## Exercise brief
Report back the lines in this listing that carry the string "icon".

## Supplied material
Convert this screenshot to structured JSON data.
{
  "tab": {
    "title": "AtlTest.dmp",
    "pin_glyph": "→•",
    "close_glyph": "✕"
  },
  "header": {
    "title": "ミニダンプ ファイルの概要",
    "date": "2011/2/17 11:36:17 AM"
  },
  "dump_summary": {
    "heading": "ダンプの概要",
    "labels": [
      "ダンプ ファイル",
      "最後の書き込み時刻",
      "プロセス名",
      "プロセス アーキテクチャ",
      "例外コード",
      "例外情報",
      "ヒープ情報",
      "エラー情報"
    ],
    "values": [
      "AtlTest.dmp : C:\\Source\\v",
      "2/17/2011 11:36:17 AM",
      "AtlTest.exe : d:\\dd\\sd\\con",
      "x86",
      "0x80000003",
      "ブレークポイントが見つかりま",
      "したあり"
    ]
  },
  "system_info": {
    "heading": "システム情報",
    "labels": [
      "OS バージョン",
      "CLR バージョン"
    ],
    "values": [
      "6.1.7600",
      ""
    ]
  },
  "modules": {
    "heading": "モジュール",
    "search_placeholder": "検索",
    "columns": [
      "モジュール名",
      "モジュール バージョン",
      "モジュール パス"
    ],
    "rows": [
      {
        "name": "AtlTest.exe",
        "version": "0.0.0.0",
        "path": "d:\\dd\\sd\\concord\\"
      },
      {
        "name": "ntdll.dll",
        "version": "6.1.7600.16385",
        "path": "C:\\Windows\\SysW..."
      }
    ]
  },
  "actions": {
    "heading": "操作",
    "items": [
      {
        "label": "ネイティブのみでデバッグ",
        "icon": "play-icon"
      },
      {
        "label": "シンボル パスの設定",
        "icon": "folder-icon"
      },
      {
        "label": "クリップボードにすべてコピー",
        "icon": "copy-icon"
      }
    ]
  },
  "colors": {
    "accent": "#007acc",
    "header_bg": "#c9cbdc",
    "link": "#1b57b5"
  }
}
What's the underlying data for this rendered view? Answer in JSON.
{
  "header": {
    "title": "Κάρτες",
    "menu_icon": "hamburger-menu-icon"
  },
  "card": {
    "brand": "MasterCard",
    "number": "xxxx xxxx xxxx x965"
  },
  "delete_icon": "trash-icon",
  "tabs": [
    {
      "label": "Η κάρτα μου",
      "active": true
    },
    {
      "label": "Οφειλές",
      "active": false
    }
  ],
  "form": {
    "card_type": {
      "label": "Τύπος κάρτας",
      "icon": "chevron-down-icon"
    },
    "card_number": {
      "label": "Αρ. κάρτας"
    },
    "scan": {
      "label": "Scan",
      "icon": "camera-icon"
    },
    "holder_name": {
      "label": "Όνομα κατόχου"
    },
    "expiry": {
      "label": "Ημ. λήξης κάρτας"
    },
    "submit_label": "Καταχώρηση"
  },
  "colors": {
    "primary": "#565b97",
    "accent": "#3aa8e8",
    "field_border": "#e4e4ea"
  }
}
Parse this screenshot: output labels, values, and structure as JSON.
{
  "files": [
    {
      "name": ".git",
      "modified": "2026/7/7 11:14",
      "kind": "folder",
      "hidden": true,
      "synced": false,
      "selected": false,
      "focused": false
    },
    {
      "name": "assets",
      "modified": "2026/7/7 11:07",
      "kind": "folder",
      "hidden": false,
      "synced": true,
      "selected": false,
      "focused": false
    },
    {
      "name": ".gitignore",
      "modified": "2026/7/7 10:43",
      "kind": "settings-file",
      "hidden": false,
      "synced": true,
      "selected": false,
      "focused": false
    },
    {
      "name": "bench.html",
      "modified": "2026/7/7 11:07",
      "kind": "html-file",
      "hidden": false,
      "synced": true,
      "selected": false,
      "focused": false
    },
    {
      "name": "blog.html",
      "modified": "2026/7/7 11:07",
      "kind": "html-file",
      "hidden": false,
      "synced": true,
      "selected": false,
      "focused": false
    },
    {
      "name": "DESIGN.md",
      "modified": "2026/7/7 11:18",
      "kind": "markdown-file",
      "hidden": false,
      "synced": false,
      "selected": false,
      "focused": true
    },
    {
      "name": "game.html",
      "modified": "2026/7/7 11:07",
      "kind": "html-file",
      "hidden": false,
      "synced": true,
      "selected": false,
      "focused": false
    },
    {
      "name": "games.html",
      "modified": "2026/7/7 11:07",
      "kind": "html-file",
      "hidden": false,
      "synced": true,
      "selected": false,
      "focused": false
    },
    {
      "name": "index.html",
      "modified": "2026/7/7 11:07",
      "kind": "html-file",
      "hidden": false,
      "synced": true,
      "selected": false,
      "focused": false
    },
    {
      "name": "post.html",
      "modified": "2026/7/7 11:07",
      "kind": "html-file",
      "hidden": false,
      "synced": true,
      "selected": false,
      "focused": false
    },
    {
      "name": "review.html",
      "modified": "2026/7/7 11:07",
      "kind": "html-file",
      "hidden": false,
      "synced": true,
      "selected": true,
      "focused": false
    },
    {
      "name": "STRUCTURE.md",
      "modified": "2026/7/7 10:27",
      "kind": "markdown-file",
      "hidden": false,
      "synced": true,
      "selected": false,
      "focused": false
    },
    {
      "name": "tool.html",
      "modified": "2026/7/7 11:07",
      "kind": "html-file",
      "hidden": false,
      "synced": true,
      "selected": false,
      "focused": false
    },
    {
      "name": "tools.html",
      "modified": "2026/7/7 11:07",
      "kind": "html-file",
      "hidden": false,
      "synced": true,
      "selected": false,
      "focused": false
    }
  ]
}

## Your solution
        "icon": "play-icon"
        "icon": "folder-icon"
        "icon": "copy-icon"
    "menu_icon": "hamburger-menu-icon"
  "delete_icon": "trash-icon",
      "icon": "chevron-down-icon"
      "icon": "camera-icon"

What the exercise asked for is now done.